Easy Steps for Installing a Simple Handrail
If you know anything about Pittsburgh, you know that there are lots of hills. With hills comes stairs.
My brother recently moved from PA to NY. At his old house, he had an old rusted out threaded railing in his back yard. This railing needed to be replaced so that he could better sell his house. Having no experience in railings, he reached out to me for help.
We installed the railing in just a couple hours! Here's how:
For the railing, we chose a customized version of the Surface 518 Simple Rail Kit. This kit is easy to install, and has a smooth, clean finish to it.
As you can see, his stairs were odd. We needed to mount the uprights on the sloped portion next to the steps, so we swapped out the 62-8's for 63-8's. The 63's allowed me to adjust the uprights to be plumb, even on the slope, as they are adjustable from 45-60 degrees!
We also needed to make a slight transition in the rail near the top. For that we added a 554-7 with internal couplings. I picked the 554 because it's adjustable. Also, it allowed me to make the transition while keeping the grab rail smooth.
Here is a complete list of parts we used:
Time for the Install!
STEP #1: I spaced out the flanges equally on the steps. Next, I marked where the holes needed to be drilled for mounting.
I drilled out the holes for the first flange. Then, I tapped in the anchor bolts into the holes.
I slid the flange over top the anchors. Taking the crescent wrench, I tightened down the nut to expand the anchor and secure the flange. Using my Battery Powered Dewalt Portable Band Saw, I chopped off the remaining threads.
I repeated this process for each flange.
I assembled the uprights and inserted them into the flanges. To ensure my uprights were plumb, I held a level flush on the pipe while tightening the set screws.
I held up my grab rail on the assembled uprights. From there, I was able to mark where I wanted to cut the pipe. Next, I cut the rail to the correct length.

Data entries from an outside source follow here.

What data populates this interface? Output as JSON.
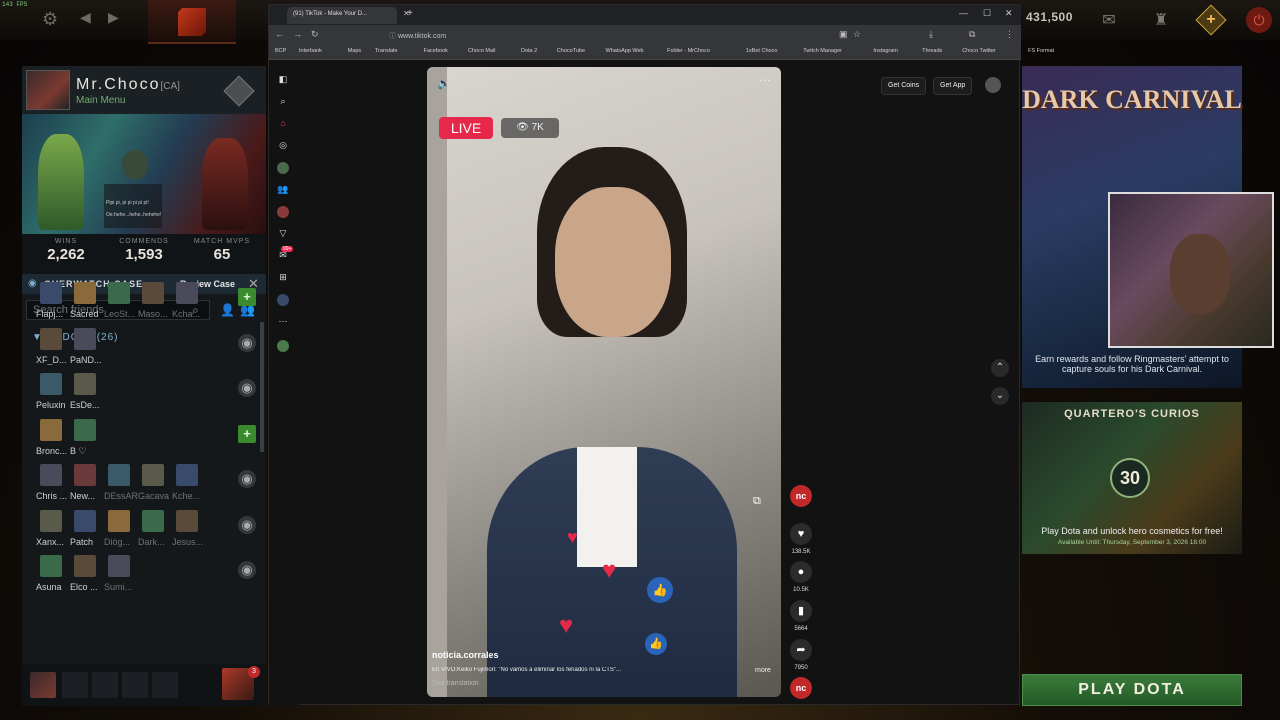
{
  "fps": "143 FPS",
  "gold": "431,500",
  "profile": {
    "name": "Mr.Choco",
    "tag": "[CA]",
    "menu": "Main Menu",
    "mini_lines": [
      "Pipi pi, pi pi pi pi pi!",
      "Oe.hehe...hehe..hehehe!"
    ]
  },
  "stats": [
    {
      "label": "WINS",
      "value": "2,262"
    },
    {
      "label": "COMMENDS",
      "value": "1,593"
    },
    {
      "label": "MATCH MVPS",
      "value": "65"
    }
  ],
  "overwatch": {
    "title": "OVERWATCH CASE",
    "action": "Review Case"
  },
  "search": {
    "placeholder": "Search friends"
  },
  "friends": {
    "group": "IN DOTA (26)",
    "rows": [
      {
        "names": [
          "Flapj...",
          "Sacred",
          "LeoSt...",
          "Maso...",
          "Kcha..."
        ],
        "action": "add"
      },
      {
        "names": [
          "XF_D...",
          "PaND..."
        ],
        "action": "eye"
      },
      {
        "names": [
          "Peluxin",
          "EsDe..."
        ],
        "action": "eye"
      },
      {
        "names": [
          "Bronc...",
          "B ♡"
        ],
        "action": "add"
      },
      {
        "names": [
          "Chris ...",
          "New...",
          "DEssAR",
          "Gacava",
          "Kche..."
        ],
        "action": "eye"
      },
      {
        "names": [
          "Xanx...",
          "Patch",
          "Diòg...",
          "Dark...",
          "Jesus..."
        ],
        "action": "eye"
      },
      {
        "names": [
          "Asuna",
          "Elco ...",
          "Sumi..."
        ],
        "action": "eye"
      }
    ]
  },
  "bottom": {
    "badge": "3"
  },
  "browser": {
    "tab_title": "(91) TikTok - Make Your D...",
    "url": "www.tiktok.com",
    "bookmarks": [
      "BCP",
      "Interbank",
      "Maps",
      "Translate",
      "Facebook",
      "Choco Mail",
      "Dota 2",
      "ChocoTube",
      "WhatsApp Web",
      "Folder - MrChoco",
      "1xBet Choco",
      "Twitch Manager",
      "Instagram",
      "Threads",
      "Choco Twitter",
      "FS Format"
    ]
  },
  "tiktok": {
    "live": "LIVE",
    "viewers": "7K",
    "get_coins": "Get Coins",
    "get_app": "Get App",
    "creator": "noticia.corrales",
    "caption": "En VIVO:Keiko Fujimori: \"No vamos a eliminar los feriados ni la CTS\"...",
    "more": "more",
    "see_translation": "See translation",
    "likes": "138.5K",
    "comments": "10.5K",
    "saves": "5664",
    "shares": "7950",
    "sidebar_badge": "99+"
  },
  "carnival": {
    "title": "DARK CARNIVAL",
    "text": "Earn rewards and follow Ringmasters' attempt to capture souls for his Dark Carnival."
  },
  "curios": {
    "title": "QUARTERO'S CURIOS",
    "count": "30",
    "text": "Play Dota and unlock hero cosmetics for free!",
    "available": "Available Until:  Thursday, September 3, 2026 18:00"
  },
  "play": "PLAY DOTA",
  "colors": {
    "live": "#e6284a",
    "play": "#2f6e30",
    "gold_accent": "#c9a23c"
  }
}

Note: I ordered this pipe longer than I needed because I was never able to measure the stairs out myself. To easily cut this pipe, I again used my Dewalt Portable Band Saw.
Using self-tapping screws, I fastened the rail to the brackets on the uprights. I finished the rail off by tapping in the end caps.
There you have it! The rail turned out great and was really simple to install. Also, this thing is solid. The future home owner at this house will feel safe and secure when going up and down these stairs for many years to come.
Do you have an old rust railing that needs replacing or an odd set of stairs that are not safe? Check out our Simple Rail Kits or reach out to us directly! Email email@example.com and we will find a solution for you.